# Task directions
I need the records below retyped exactly.

===== Records =====

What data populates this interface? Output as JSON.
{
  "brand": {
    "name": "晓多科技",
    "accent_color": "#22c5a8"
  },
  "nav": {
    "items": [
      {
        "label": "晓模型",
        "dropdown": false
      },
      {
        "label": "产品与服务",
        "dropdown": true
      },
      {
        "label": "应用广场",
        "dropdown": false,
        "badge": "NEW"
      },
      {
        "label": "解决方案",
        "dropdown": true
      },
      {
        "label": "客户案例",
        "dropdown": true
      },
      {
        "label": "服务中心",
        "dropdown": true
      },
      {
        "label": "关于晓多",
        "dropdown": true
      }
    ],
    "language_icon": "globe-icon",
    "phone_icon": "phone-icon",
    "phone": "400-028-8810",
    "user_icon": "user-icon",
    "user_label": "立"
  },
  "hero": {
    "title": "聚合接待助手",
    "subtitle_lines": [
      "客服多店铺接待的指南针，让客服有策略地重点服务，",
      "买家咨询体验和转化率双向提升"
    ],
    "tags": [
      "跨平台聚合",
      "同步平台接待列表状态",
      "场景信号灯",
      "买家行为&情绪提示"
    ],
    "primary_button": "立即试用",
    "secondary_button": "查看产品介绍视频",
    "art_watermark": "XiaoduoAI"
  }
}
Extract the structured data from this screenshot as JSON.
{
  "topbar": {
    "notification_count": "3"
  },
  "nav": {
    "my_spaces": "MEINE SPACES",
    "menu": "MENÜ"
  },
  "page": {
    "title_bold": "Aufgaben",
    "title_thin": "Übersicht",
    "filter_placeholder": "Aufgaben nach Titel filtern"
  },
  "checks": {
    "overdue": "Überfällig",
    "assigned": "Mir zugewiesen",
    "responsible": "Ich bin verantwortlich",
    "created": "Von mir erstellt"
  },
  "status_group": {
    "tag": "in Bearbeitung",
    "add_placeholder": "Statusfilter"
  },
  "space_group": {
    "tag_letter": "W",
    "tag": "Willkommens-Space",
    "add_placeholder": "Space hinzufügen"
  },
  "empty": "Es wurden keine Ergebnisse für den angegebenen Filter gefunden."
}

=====

# Result for this task
What data populates this interface? Output as JSON.
{
  "brand": {
    "name": "晓多科技",
    "accent_color": "#22c5a8"
  },
  "nav": {
    "items": [
      {
        "label": "晓模型",
        "dropdown": false
      },
      {
        "label": "产品与服务",
        "dropdown": true
      },
      {
        "label": "应用广场",
        "dropdown": false,
        "badge": "NEW"
      },
      {
        "label": "解决方案",
        "dropdown": true
      },
      {
        "label": "客户案例",
        "dropdown": true
      },
      {
        "label": "服务中心",
        "dropdown": true
      },
      {
        "label": "关于晓多",
        "dropdown": true
      }
    ],
    "language_icon": "globe-icon",
    "phone_icon": "phone-icon",
    "phone": "400-028-8810",
    "user_icon": "user-icon",
    "user_label": "立"
  },
  "hero": {
    "title": "聚合接待助手",
    "subtitle_lines": [
      "客服多店铺接待的指南针，让客服有策略地重点服务，",
      "买家咨询体验和转化率双向提升"
    ],
    "tags": [
      "跨平台聚合",
      "同步平台接待列表状态",
      "场景信号灯",
      "买家行为&情绪提示"
    ],
    "primary_button": "立即试用",
    "secondary_button": "查看产品介绍视频",
    "art_watermark": "XiaoduoAI"
  }
}
Extract the structured data from this screenshot as JSON.
{
  "topbar": {
    "notification_count": "3"
  },
  "nav": {
    "my_spaces": "MEINE SPACES",
    "menu": "MENÜ"
  },
  "page": {
    "title_bold": "Aufgaben",
    "title_thin": "Übersicht",
    "filter_placeholder": "Aufgaben nach Titel filtern"
  },
  "checks": {
    "overdue": "Überfällig",
    "assigned": "Mir zugewiesen",
    "responsible": "Ich bin verantwortlich",
    "created": "Von mir erstellt"
  },
  "status_group": {
    "tag": "in Bearbeitung",
    "add_placeholder": "Statusfilter"
  },
  "space_group": {
    "tag_letter": "W",
    "tag": "Willkommens-Space",
    "add_placeholder": "Space hinzufügen"
  },
  "empty": "Es wurden keine Ergebnisse für den angegebenen Filter gefunden."
}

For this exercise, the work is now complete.